SOURCE DATA:
******************************
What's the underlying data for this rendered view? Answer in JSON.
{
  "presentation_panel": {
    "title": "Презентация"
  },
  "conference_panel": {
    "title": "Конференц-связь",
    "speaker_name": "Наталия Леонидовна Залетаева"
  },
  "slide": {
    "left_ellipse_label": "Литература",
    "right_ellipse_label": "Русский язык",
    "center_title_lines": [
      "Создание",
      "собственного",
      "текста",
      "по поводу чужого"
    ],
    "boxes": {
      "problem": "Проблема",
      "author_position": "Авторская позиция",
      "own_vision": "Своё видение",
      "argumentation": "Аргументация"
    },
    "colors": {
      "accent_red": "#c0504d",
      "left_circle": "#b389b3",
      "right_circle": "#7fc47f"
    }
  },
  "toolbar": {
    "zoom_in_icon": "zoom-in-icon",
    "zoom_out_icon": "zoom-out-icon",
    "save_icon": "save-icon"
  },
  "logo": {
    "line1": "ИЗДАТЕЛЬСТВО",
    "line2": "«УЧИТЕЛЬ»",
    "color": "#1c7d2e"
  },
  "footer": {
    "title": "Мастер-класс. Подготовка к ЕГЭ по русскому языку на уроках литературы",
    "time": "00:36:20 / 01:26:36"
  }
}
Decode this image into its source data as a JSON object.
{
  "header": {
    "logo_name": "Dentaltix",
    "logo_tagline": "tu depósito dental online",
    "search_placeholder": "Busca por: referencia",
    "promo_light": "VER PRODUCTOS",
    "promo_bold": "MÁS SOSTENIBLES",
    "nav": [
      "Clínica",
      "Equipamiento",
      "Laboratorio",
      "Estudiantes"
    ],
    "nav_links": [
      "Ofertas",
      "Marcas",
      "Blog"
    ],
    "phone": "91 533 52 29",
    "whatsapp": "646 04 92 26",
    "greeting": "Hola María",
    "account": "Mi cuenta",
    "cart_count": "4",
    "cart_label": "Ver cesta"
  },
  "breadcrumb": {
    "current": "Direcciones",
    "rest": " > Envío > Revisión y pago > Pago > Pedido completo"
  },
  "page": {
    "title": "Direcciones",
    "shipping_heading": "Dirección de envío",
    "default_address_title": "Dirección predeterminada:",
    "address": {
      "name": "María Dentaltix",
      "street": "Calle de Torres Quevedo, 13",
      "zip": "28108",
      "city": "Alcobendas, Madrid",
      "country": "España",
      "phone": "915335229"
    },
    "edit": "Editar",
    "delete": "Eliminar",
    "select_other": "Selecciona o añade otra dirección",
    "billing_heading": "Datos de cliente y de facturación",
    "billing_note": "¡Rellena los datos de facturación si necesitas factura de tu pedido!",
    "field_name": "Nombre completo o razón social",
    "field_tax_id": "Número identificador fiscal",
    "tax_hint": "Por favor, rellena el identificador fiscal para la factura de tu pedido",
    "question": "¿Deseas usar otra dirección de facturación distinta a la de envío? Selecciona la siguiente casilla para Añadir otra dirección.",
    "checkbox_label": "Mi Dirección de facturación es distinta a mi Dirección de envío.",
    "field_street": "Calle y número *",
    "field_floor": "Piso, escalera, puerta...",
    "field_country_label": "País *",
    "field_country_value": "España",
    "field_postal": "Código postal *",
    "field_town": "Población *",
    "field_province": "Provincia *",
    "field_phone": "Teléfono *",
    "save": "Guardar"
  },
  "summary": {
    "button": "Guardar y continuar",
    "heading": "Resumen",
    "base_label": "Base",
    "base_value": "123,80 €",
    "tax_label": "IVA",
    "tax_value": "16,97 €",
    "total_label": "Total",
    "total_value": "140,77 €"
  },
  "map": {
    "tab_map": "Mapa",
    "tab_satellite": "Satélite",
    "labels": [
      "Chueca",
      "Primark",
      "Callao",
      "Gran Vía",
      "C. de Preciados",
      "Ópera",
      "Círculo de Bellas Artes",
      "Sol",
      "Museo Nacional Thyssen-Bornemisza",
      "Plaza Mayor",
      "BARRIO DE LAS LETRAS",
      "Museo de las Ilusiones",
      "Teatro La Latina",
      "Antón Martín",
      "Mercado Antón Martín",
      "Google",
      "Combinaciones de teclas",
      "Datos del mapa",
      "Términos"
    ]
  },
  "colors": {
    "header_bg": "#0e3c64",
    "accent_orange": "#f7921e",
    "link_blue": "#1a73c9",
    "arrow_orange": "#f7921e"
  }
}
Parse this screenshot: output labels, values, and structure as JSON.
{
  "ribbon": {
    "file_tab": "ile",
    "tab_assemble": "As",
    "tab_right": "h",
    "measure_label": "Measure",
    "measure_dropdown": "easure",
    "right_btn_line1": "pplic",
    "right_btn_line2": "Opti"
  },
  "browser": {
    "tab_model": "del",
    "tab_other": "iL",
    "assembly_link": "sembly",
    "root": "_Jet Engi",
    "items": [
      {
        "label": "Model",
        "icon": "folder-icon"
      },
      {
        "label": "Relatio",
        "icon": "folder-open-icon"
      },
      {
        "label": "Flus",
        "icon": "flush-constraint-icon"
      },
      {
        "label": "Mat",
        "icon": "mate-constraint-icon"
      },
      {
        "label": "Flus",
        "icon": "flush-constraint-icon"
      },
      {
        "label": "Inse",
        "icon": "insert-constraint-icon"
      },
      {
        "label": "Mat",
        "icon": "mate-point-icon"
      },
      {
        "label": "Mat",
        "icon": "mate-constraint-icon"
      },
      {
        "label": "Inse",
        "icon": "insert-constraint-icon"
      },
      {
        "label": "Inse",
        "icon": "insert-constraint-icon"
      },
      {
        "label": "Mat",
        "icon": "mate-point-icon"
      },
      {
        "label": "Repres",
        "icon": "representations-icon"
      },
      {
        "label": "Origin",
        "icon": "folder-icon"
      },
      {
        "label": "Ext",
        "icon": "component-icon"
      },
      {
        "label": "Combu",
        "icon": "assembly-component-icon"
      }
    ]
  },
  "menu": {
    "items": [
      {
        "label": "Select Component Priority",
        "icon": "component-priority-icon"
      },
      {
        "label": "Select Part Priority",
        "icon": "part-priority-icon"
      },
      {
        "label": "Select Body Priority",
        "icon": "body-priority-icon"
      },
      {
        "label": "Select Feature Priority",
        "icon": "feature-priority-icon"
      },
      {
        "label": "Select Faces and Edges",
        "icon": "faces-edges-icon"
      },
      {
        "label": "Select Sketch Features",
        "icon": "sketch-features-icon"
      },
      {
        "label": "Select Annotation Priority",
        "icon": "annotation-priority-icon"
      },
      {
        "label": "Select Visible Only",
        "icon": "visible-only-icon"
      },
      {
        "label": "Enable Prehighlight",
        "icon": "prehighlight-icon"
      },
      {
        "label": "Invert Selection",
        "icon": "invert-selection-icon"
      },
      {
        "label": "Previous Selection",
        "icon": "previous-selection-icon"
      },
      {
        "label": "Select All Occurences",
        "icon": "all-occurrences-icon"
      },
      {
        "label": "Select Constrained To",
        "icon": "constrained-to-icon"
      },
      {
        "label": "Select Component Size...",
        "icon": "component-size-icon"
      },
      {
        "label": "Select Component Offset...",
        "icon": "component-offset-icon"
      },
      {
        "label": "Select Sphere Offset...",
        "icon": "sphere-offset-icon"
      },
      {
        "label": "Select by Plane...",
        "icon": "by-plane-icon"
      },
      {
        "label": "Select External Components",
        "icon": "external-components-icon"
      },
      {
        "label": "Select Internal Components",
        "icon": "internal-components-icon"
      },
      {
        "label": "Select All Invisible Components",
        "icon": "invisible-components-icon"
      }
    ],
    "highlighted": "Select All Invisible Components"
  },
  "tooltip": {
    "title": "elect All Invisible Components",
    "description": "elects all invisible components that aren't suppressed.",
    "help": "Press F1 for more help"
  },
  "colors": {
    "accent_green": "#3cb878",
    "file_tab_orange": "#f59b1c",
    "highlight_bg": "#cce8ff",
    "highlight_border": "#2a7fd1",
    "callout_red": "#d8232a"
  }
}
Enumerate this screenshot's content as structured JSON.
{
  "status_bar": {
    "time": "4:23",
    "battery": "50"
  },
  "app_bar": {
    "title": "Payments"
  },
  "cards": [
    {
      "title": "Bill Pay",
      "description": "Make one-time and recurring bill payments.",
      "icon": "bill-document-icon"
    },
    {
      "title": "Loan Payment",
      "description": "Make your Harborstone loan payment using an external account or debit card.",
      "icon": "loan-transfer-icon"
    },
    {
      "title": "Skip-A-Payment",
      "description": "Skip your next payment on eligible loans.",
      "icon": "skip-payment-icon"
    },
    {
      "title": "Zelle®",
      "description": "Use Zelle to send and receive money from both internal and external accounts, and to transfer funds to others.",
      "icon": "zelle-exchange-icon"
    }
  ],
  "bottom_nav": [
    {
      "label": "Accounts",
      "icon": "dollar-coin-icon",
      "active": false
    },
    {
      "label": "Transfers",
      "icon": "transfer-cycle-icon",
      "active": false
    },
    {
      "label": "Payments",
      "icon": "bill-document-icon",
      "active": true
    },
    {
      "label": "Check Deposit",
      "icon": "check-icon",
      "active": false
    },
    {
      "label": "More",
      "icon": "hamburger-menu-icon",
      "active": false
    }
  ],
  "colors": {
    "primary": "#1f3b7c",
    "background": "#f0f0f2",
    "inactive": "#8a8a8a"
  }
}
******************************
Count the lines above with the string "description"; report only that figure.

5